═════ Dataset extract
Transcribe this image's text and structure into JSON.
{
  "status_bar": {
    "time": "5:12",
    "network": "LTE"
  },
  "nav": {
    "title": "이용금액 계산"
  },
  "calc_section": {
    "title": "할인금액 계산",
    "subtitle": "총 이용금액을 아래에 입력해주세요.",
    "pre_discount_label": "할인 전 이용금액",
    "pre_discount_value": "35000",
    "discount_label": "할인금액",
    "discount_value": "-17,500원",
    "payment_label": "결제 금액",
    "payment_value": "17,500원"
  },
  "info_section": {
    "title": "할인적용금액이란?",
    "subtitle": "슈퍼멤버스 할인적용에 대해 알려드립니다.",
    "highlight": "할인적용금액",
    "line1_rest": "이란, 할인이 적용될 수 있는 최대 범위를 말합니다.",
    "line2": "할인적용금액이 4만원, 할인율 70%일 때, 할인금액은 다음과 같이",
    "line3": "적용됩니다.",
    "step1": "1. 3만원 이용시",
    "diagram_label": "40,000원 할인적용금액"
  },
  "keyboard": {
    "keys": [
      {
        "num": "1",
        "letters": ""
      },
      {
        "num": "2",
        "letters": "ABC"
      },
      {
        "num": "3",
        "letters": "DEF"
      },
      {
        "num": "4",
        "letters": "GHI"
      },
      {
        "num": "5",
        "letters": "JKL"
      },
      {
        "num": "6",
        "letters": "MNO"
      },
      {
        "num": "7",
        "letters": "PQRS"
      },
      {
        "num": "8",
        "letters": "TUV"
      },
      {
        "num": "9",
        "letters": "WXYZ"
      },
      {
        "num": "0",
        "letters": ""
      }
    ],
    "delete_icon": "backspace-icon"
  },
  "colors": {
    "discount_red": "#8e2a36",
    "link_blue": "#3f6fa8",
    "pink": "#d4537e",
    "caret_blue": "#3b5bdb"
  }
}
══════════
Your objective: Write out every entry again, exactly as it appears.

Answer to this exercise:
Transcribe this image's text and structure into JSON.
{
  "status_bar": {
    "time": "5:12",
    "network": "LTE"
  },
  "nav": {
    "title": "이용금액 계산"
  },
  "calc_section": {
    "title": "할인금액 계산",
    "subtitle": "총 이용금액을 아래에 입력해주세요.",
    "pre_discount_label": "할인 전 이용금액",
    "pre_discount_value": "35000",
    "discount_label": "할인금액",
    "discount_value": "-17,500원",
    "payment_label": "결제 금액",
    "payment_value": "17,500원"
  },
  "info_section": {
    "title": "할인적용금액이란?",
    "subtitle": "슈퍼멤버스 할인적용에 대해 알려드립니다.",
    "highlight": "할인적용금액",
    "line1_rest": "이란, 할인이 적용될 수 있는 최대 범위를 말합니다.",
    "line2": "할인적용금액이 4만원, 할인율 70%일 때, 할인금액은 다음과 같이",
    "line3": "적용됩니다.",
    "step1": "1. 3만원 이용시",
    "diagram_label": "40,000원 할인적용금액"
  },
  "keyboard": {
    "keys": [
      {
        "num": "1",
        "letters": ""
      },
      {
        "num": "2",
        "letters": "ABC"
      },
      {
        "num": "3",
        "letters": "DEF"
      },
      {
        "num": "4",
        "letters": "GHI"
      },
      {
        "num": "5",
        "letters": "JKL"
      },
      {
        "num": "6",
        "letters": "MNO"
      },
      {
        "num": "7",
        "letters": "PQRS"
      },
      {
        "num": "8",
        "letters": "TUV"
      },
      {
        "num": "9",
        "letters": "WXYZ"
      },
      {
        "num": "0",
        "letters": ""
      }
    ],
    "delete_icon": "backspace-icon"
  },
  "colors": {
    "discount_red": "#8e2a36",
    "link_blue": "#3f6fa8",
    "pink": "#d4537e",
    "caret_blue": "#3b5bdb"
  }
}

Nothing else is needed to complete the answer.